What does this all mean? Well, the Stars are the superior offensive team – but they’re more susceptible to giving up goals. And hey, speaking of that…

Goaltending

The Stars have a tandem of Finnish goalies going for them. Antti Niemi, 32 years young, played 48 games for Dallas this season, 43 of which he started. He posted a .905 save percentage along the way. Kari Lehtonen, meanwhile – also 32 years young – played 43 games, starting 39 of them. He posted a .906 save percentage. Both goalies had 25 wins apiece.

That’s hardly any breathing room between the two. So who’s Dallas’ starting goalie? Um.

For Game 1, it’s Lehtonen; however, it wouldn’t be surprising to see Niemi during this series, either. And not that it should matter a whole lot, but Lehtonen has only played eight playoff games in his career; Niemi has played 62, including two rather deep runs, including a Cup win.

Things are a bit clearer in Minnesota. Devan Dubnyk – who you may recall previously won the Masterton for surviving an extended period of time as an Edmonton Oiler – has played 67 games for the Wild this season; Darcy Kuemper, his backup, played 21 games. So Dubnyk, 29, is the guy – and his .918 save percentage this season just might be able to steal some games for the Wild. Even if things go south, Kuemper, 25, is sitting at .915 himself, so Minnesota definitely has two capable goalies on its hands.

Schedule

Date Game Start Time
Thursday, April 14 Minnesota @ Dallas 9:30 p.m. ET
Saturday, April 16 Minnesota @ Dallas 8:00 p.m. ET
Monday, April 18 Dallas @ Minnesota 8:30 p.m. ET
Wednesday, April 20 Dallas @ Minnesota 9:30 p.m. ET
Friday, April 22 Minnesota @ Dallas TBD
Sunday, April 24 Dallas @ Minnesota TBD
Tuesday, April 26 Minnesota @ Dallas TBD

Prediction

This is Dallas’ series to lose. It’s a first seed against an eighth seed, though: that’s not exactly surprising. But Dallas is a terrifying team on the offensive side of the puck, one of the very best in the NHL. While they may sometimes leave something to be desired defensively, if any team can score its way out of trouble, it’s the Stars.

The one area the Wild have a chance is their superior goaltending. They aren’t that much better defensively – allowing 55.78 corsi events against per 60 compared to Dallas’ 56.48 – but both Minnesota goalies’ save percentages are at least .10% better than the Stars’.

Will that be enough?
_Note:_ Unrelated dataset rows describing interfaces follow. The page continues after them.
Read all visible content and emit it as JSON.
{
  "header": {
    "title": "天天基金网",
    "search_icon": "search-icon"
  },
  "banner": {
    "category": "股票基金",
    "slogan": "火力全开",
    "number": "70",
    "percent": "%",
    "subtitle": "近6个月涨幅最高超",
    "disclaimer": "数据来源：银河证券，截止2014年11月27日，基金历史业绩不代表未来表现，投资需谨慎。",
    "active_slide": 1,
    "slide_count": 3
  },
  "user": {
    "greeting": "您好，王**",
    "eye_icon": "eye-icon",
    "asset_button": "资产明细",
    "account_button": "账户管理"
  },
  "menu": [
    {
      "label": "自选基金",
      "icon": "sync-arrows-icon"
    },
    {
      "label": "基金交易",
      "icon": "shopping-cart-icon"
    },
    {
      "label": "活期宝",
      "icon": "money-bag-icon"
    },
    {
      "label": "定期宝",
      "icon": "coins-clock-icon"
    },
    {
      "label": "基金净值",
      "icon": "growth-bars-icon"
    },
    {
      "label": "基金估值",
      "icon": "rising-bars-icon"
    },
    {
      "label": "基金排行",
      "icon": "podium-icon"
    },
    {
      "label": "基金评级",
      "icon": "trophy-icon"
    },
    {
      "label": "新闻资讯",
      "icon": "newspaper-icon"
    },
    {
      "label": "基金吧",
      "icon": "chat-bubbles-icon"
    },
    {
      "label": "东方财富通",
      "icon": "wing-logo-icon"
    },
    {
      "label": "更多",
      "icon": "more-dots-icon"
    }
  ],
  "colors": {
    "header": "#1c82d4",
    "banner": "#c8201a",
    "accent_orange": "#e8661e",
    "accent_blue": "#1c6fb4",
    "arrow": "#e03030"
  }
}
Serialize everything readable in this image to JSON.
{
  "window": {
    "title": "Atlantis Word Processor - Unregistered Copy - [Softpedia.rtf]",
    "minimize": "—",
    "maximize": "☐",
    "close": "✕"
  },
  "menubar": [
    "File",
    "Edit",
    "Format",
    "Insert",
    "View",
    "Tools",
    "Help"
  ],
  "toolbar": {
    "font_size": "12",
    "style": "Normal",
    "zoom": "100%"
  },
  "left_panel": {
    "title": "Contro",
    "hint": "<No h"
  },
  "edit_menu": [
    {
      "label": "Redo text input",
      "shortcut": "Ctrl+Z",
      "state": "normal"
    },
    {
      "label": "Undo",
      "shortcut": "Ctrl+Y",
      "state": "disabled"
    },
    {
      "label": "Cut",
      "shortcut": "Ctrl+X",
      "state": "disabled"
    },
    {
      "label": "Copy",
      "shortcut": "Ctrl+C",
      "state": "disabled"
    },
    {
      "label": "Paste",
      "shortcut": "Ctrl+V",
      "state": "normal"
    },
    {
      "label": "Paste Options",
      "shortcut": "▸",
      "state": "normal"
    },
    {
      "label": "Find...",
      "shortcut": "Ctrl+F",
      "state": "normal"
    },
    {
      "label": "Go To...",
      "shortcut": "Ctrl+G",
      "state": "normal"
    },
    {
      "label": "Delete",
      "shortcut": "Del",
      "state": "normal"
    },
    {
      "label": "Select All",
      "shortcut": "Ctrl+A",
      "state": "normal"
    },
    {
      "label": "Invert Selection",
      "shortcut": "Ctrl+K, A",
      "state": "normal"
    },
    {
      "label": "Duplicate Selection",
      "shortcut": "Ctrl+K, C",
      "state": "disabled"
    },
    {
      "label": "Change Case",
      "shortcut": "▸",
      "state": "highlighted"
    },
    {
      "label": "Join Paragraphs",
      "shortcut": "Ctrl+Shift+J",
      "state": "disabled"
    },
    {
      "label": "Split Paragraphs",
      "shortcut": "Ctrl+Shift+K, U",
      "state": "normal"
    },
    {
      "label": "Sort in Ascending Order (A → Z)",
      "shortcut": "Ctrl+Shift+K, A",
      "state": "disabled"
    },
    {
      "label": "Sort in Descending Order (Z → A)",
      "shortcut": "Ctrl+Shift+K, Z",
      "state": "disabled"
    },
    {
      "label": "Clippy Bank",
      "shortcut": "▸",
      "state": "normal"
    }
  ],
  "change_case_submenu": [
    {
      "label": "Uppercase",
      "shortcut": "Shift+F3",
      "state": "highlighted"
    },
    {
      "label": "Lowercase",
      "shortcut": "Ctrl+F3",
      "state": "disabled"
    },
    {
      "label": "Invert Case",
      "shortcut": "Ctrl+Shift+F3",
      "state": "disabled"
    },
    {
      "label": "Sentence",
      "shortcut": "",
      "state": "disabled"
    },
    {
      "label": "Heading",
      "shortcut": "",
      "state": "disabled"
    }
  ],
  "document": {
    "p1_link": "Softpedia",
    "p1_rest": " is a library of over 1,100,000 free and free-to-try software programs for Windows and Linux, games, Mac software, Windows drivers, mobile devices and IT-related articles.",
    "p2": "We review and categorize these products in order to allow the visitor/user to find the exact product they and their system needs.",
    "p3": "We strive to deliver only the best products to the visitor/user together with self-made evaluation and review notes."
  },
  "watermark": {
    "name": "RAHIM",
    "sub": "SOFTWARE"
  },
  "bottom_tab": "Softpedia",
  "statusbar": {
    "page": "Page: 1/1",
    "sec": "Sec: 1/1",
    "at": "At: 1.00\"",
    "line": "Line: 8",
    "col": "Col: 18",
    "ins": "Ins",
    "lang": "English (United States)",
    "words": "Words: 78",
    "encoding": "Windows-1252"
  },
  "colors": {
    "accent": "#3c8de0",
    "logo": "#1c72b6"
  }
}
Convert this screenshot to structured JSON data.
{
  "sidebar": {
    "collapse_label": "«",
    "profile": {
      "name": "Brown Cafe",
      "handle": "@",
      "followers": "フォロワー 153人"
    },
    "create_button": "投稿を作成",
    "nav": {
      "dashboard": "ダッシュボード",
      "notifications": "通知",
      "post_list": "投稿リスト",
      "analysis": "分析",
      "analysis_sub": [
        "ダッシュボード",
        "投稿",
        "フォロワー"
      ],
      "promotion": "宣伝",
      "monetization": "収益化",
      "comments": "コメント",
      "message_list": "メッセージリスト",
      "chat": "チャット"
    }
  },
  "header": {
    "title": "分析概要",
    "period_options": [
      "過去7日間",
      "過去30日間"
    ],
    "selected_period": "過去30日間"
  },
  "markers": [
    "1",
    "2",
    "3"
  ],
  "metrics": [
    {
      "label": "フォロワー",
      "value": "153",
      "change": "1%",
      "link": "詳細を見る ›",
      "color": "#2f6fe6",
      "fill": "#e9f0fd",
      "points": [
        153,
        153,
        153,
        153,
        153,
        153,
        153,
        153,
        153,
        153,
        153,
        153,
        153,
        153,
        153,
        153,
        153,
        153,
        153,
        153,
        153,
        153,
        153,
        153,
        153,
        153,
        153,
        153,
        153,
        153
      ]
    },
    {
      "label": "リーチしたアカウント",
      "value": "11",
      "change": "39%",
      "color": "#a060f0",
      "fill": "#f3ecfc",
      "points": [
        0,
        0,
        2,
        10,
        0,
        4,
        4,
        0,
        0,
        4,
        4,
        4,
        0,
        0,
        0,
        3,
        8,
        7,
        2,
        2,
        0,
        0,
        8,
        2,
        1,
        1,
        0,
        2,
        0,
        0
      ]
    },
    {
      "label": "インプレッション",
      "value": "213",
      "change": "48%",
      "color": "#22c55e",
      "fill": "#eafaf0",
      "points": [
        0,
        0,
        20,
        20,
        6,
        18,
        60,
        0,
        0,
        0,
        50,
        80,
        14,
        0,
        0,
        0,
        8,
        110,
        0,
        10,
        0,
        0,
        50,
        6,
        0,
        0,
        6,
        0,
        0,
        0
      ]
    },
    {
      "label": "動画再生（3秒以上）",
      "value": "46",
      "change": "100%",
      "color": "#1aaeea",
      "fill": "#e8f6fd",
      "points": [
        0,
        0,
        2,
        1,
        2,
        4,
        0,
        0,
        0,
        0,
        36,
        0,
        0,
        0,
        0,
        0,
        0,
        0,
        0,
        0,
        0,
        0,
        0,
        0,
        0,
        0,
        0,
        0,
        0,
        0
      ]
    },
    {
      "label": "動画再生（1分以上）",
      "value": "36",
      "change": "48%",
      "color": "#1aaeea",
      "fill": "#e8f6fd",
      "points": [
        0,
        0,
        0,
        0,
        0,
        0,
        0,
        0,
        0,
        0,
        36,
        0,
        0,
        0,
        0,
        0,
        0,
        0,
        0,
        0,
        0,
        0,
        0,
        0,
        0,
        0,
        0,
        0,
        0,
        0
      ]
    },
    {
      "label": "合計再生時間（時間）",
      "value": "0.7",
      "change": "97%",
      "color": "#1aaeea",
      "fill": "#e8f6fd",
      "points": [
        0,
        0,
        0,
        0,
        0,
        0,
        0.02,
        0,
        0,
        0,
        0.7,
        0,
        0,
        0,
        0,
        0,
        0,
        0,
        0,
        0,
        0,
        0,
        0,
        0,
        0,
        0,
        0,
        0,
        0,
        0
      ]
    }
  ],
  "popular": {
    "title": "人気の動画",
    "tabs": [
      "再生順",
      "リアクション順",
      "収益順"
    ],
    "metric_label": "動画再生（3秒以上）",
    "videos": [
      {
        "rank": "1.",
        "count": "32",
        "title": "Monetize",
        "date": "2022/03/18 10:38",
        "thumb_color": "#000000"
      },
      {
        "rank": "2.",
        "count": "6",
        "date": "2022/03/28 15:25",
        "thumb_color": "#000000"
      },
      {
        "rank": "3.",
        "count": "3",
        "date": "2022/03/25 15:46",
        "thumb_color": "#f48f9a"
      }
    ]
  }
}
Probably to avoid getting swept, but probably not enough to win a series. Let’s say Stars in five.